There is more than one Russian government, Captain. There are the leaders everyone sees, and then there are the people who are behind them. These people will do whatever is necessary to protect their interests, even if it means hiring assassins.
I cannot believe what I am hearing. Is that who hired Yuri? This shadow government?
Yes, she confirms. To stop the smuggling.
Jims calmer now, but the irritation in his voice is undeniable. Why didnt you tell us this before?
I come from a country of secrecy, Detective. In Russia, we thrive on suspicion. Being open is a sign of weakness. A hint of a smile breaks the cold mask. Perhaps there is something I can learn from you.
The intercom buzzes, announcing a call for Simon. We all watch him curiously.
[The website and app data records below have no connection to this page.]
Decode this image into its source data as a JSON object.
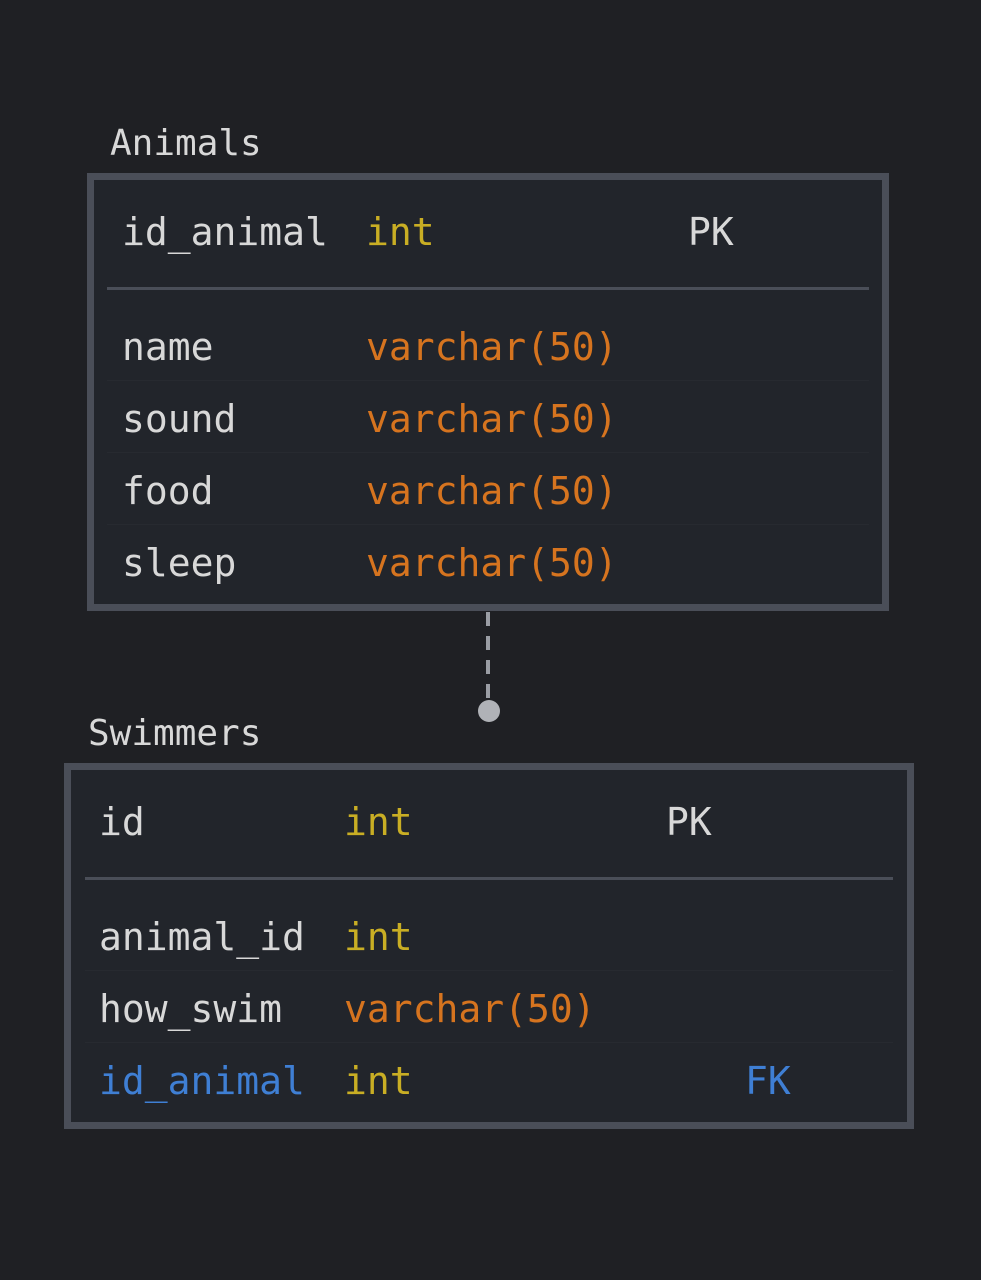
{
  "tables": [
    {
      "title": "Animals",
      "pk": {
        "name": "id_animal",
        "type": "int",
        "key": "PK"
      },
      "fields": [
        {
          "name": "name",
          "type": "varchar(50)"
        },
        {
          "name": "sound",
          "type": "varchar(50)"
        },
        {
          "name": "food",
          "type": "varchar(50)"
        },
        {
          "name": "sleep",
          "type": "varchar(50)"
        }
      ]
    },
    {
      "title": "Swimmers",
      "pk": {
        "name": "id",
        "type": "int",
        "key": "PK"
      },
      "fields": [
        {
          "name": "animal_id",
          "type": "int"
        },
        {
          "name": "how_swim",
          "type": "varchar(50)"
        },
        {
          "name": "id_animal",
          "type": "int",
          "key": "FK"
        }
      ]
    }
  ],
  "colors": {
    "background": "#1f2024",
    "border": "#4a4e58",
    "int": "#c9ae24",
    "varchar": "#d6741f",
    "fk": "#3f7fd4",
    "text": "#d8d8d8"
  }
}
Banks here. What? Well, stall her, damn it! He slams down the phone. Micki Kamerev just made bail.
Jims already out the door before he finishes the sentence.
Mickis in no mood to listen to reason as we trail along after her
down the street away from the station.
Come on, Micki, Jim argues. This is stupid! The guy that shot at you could still be out there.
I will take my chances. She strides on in determination.
He got Dimitri. He almost got you at the warehouse. I mean, at least, at the station, youre safe.
She shoots a look at Jim. When I left Russia, I swore I would never be in prison again.
I cant believe her. Oh, good! I comment sarcastically. A lot of good that freedoms gonna do when youre dead!
Live free or die. Thats the American way!
This is suicide, Jim shouts as we cross the street. This guy could be out here anywhere.
The words have scarcely left his mouth when two dark vans screech up, stopping on either side, effectively blocking us in.
Watch out! Jim warns, trying to get between me and the guy in the dark suit heading at us. He goes for his gun, but one man stops him as another grabs Mickis arm.
Leave me alone! she protests.
No sudden moves, cautions the guy whos now slipping Jims gun into his jacket pocket.
What the hells going on here? Jim shouts. Who are you people?
No one answers him, but two of the suits grab Jim as another firmly grasps my shoulders, escorting us to one of the vans. Mickis quickly placed in the other, and we take off in opposite directions.
Oh, hell. Im pushed down on the floor in the windowless back of the van, and Jim is forced down across from me. I stare at him, trying to get a clue about how to handle this situation. Shaking his head, Jim shoots me a look that is half-apology, half-promise.
Itll be okay, Chief, he says softly. Itll be okay.